But Mr McKinstry, a former Labour councillor in Islington, north London, who spoke yesterday about his decision to publish and be damned by his former colleagues, had also become progressively disillusioned with the party's culture in local government and by extension in Westminster.
Mr McKinstry, who has now left the party, said that he had "great admiration for Tony Blair and Gordon Brown" and added: "I still think that when this century is looked back on from the next, Tony Blair may turn out to have become one of the great politicians of the era."
Mr McKinstry's vitriolic attack on what he believes is the "mean-minded cocktail of political correctness, bureaucracy, intervention and abuse of public money" within the party was followed by his departure from the job of assistant to Douglas Henderson,Labour spokesman on public services. Mr McKinstry said he had "great admiration" for Mr Henderson. "I hope he doesn't get yelled at because of me when he's got to stand up in the House."

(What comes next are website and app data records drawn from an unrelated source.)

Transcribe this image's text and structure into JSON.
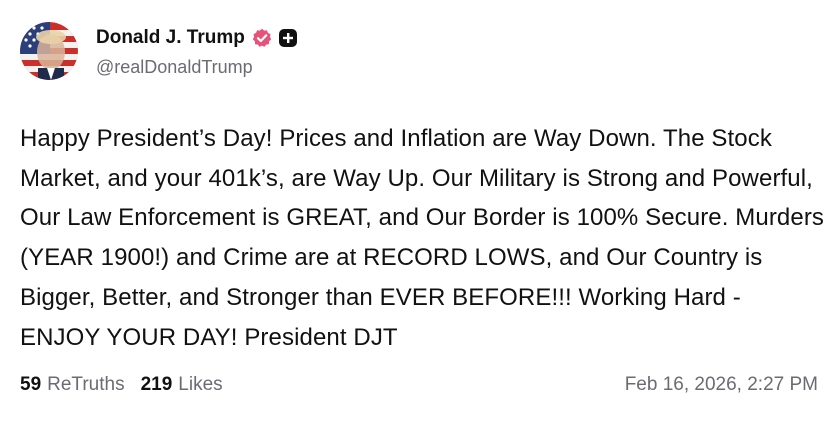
{
  "post": {
    "author": {
      "display_name": "Donald J. Trump",
      "handle": "@realDonaldTrump",
      "avatar_icon": "profile-photo-avatar",
      "verified_icon": "verified-badge-icon",
      "plus_icon": "plus-badge-icon"
    },
    "text": "Happy President’s Day! Prices and Inflation are Way Down. The Stock Market, and your 401k’s, are Way Up. Our Military is Strong and Powerful, Our Law Enforcement is GREAT, and Our Border is 100% Secure. Murders (YEAR 1900!) and Crime are at RECORD LOWS, and Our Country is Bigger, Better, and Stronger than EVER BEFORE!!! Working Hard - ENJOY YOUR DAY! President DJT",
    "stats": {
      "retruths_count": "59",
      "retruths_label": "ReTruths",
      "likes_count": "219",
      "likes_label": "Likes"
    },
    "timestamp": "Feb 16, 2026, 2:27 PM"
  },
  "colors": {
    "verified_badge": "#e5537a",
    "plus_badge": "#111111",
    "muted_text": "#6b6b72"
  }
}
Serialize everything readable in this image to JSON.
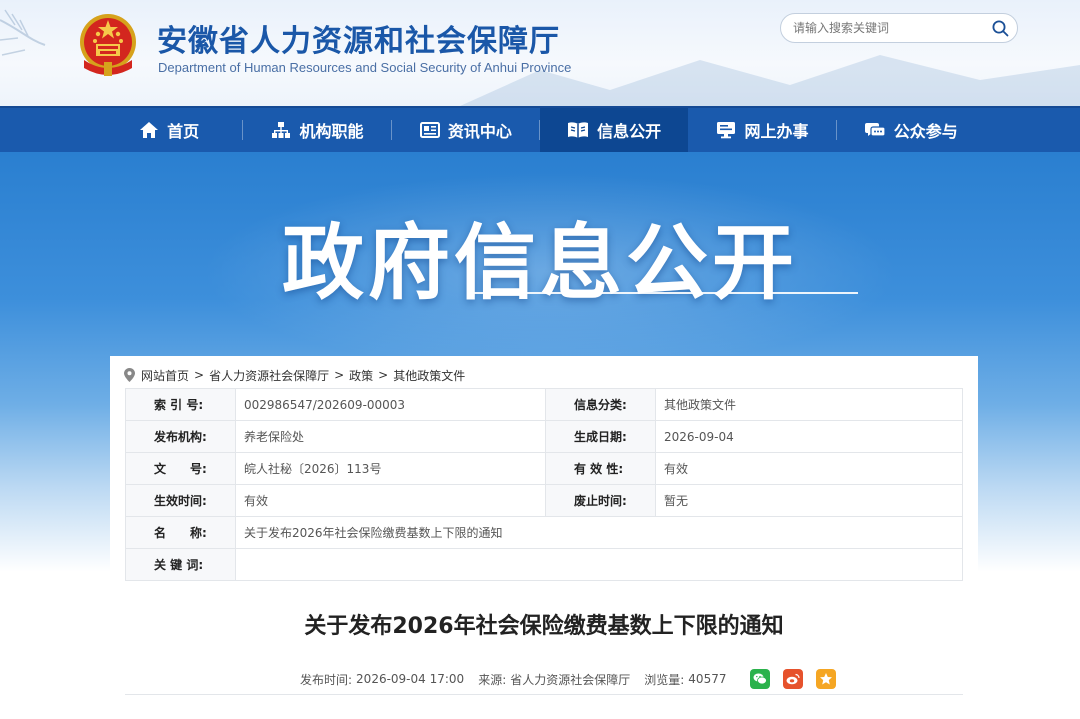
{
  "header": {
    "title": "安徽省人力资源和社会保障厅",
    "subtitle": "Department of Human Resources and Social Security of Anhui Province",
    "search_placeholder": "请输入搜索关键词"
  },
  "nav": {
    "items": [
      {
        "label": "首页",
        "icon": "home-icon"
      },
      {
        "label": "机构职能",
        "icon": "org-chart-icon"
      },
      {
        "label": "资讯中心",
        "icon": "news-icon"
      },
      {
        "label": "信息公开",
        "icon": "open-book-icon",
        "active": true
      },
      {
        "label": "网上办事",
        "icon": "monitor-icon"
      },
      {
        "label": "公众参与",
        "icon": "chat-icon"
      }
    ]
  },
  "banner": {
    "title": "政府信息公开"
  },
  "breadcrumb": [
    "网站首页",
    "省人力资源社会保障厅",
    "政策",
    "其他政策文件"
  ],
  "meta": {
    "index_no_label": "索 引 号:",
    "index_no": "002986547/202609-00003",
    "category_label": "信息分类:",
    "category": "其他政策文件",
    "issuer_label": "发布机构:",
    "issuer": "养老保险处",
    "created_label": "生成日期:",
    "created": "2026-09-04",
    "doc_no_label": "文　　号:",
    "doc_no": "皖人社秘〔2026〕113号",
    "validity_label": "有 效 性:",
    "validity": "有效",
    "effective_label": "生效时间:",
    "effective": "有效",
    "repeal_label": "废止时间:",
    "repeal": "暂无",
    "name_label": "名　　称:",
    "name": "关于发布2026年社会保险缴费基数上下限的通知",
    "keywords_label": "关 键 词:",
    "keywords": ""
  },
  "article": {
    "title": "关于发布2026年社会保险缴费基数上下限的通知",
    "publish_label": "发布时间:",
    "publish_time": "2026-09-04 17:00",
    "source_label": "来源:",
    "source": "省人力资源社会保障厅",
    "views_label": "浏览量:",
    "views": "40577"
  },
  "colors": {
    "nav_bg": "#1a5aad",
    "nav_active": "#0d4792",
    "title_blue": "#1a57a8",
    "wechat": "#2bb24c",
    "weibo": "#e6522c",
    "favorite": "#f5a623"
  }
}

Dominic Lawson, editor of the Spectator, said yesterday Mr McKinstry, 32, had written to say "that he was fed up and disillusioned and wanted to go into journalism" and that his record in local government had given him a field of expertise as a correspondent. Mr Lawson added that he had suggested Mr McKinstry write a piece immediately - which he delivered in time for this week's edition.

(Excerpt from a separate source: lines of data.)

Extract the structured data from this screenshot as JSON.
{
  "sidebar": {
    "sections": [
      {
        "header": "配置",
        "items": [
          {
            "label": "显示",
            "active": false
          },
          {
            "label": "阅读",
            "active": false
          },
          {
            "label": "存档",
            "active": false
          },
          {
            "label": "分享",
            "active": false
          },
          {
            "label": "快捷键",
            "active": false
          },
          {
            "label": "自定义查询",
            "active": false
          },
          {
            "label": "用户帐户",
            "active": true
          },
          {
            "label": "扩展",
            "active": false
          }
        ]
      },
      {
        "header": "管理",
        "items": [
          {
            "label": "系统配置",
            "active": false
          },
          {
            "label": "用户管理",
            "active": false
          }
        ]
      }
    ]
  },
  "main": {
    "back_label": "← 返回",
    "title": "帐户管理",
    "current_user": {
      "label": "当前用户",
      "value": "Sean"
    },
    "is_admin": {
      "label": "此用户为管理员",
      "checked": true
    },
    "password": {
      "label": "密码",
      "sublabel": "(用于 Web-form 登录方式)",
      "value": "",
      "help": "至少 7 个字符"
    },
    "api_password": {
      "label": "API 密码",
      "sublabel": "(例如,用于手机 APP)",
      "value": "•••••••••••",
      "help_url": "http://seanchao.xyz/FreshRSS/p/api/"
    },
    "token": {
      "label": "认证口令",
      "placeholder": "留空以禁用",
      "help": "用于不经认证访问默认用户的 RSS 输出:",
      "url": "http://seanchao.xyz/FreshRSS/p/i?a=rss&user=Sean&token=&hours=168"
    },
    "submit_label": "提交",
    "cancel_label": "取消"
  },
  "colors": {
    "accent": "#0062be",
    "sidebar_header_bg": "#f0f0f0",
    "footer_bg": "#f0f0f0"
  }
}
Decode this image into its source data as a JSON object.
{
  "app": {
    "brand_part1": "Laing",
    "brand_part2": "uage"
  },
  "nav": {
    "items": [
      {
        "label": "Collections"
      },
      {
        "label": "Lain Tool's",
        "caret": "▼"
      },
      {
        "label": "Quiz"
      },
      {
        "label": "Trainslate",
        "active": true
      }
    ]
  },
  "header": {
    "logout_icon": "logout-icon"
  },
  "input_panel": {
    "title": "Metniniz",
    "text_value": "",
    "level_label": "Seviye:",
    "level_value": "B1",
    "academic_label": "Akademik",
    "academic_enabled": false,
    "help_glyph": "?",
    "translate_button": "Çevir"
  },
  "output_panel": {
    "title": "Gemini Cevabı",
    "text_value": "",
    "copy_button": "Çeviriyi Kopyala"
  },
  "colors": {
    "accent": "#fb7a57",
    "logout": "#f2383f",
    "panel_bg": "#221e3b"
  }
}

Labour reacted more in sorrow than in anger, with a senior source saying that both Mr Henderson, and the party's employment spokeswoman, Harriet Harman, for whom Mr McKinstry had worked previously, were sad to see him go.

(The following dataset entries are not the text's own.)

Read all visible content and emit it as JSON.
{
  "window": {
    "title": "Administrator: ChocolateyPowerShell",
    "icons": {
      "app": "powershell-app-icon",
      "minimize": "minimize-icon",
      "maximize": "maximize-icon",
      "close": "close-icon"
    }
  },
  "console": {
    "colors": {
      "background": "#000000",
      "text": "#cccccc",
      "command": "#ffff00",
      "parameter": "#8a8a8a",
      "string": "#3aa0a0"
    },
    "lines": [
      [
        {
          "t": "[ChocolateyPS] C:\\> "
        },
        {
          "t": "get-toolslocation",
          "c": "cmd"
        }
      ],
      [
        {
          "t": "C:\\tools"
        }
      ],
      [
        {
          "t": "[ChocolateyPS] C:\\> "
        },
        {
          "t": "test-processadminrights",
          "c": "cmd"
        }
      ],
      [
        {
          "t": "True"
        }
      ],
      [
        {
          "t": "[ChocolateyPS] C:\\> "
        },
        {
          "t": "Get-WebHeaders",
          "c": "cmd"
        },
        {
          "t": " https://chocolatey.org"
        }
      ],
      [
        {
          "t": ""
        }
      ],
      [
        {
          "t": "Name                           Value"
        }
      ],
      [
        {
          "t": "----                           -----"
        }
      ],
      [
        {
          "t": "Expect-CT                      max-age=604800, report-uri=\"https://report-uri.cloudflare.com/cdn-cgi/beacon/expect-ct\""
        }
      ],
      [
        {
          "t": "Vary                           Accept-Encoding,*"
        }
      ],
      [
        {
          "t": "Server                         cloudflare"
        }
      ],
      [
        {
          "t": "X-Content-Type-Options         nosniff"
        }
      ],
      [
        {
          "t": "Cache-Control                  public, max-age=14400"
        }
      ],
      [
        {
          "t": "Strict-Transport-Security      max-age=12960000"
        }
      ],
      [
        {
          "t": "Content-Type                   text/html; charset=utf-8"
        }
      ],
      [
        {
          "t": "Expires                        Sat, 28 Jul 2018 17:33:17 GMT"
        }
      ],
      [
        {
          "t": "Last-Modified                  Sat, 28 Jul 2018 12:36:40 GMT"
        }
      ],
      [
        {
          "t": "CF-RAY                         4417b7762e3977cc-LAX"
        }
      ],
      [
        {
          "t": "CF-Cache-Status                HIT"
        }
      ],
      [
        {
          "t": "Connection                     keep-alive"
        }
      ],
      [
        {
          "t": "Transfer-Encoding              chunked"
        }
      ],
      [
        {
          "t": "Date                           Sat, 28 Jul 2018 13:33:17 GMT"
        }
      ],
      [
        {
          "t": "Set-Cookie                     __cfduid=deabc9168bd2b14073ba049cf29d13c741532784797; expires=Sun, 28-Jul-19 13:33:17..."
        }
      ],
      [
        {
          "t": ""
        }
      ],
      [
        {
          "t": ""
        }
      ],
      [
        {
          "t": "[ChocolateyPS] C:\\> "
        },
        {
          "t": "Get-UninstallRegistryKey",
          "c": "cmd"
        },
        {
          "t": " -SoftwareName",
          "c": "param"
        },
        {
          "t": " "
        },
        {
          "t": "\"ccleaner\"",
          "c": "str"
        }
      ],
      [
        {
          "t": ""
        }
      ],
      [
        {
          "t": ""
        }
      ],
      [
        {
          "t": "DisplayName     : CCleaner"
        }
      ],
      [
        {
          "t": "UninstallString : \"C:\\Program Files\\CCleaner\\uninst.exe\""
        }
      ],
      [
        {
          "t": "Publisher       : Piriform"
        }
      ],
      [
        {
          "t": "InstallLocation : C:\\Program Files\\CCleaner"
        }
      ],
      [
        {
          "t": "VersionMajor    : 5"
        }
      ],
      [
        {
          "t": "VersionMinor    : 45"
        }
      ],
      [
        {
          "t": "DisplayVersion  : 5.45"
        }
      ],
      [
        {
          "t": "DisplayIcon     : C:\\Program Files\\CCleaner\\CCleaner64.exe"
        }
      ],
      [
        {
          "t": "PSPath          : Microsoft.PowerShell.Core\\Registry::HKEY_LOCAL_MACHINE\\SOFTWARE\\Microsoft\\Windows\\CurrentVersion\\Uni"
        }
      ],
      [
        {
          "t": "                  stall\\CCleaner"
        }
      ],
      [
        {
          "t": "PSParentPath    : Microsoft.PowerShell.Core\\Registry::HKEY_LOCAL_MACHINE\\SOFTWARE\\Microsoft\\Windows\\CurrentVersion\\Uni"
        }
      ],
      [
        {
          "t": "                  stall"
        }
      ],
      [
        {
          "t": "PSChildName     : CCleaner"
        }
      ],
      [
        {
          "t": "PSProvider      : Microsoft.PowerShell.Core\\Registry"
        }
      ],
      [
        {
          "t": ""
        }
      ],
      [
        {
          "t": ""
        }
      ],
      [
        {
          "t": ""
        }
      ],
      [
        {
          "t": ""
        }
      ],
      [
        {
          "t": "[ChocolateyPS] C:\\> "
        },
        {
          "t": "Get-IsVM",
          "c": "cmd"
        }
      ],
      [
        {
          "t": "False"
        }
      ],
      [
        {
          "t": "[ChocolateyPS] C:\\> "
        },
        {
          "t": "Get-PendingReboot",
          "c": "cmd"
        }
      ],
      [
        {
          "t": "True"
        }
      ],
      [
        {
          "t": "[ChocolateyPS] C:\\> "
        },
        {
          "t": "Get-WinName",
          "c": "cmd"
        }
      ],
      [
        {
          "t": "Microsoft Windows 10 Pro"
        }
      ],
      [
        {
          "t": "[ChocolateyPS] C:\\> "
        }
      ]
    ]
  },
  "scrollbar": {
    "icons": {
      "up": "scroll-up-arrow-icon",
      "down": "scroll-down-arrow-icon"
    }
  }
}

Mr Henderson said: "I don't think his comments on Islington refer to something which is typical in the country as a whole."Reuse content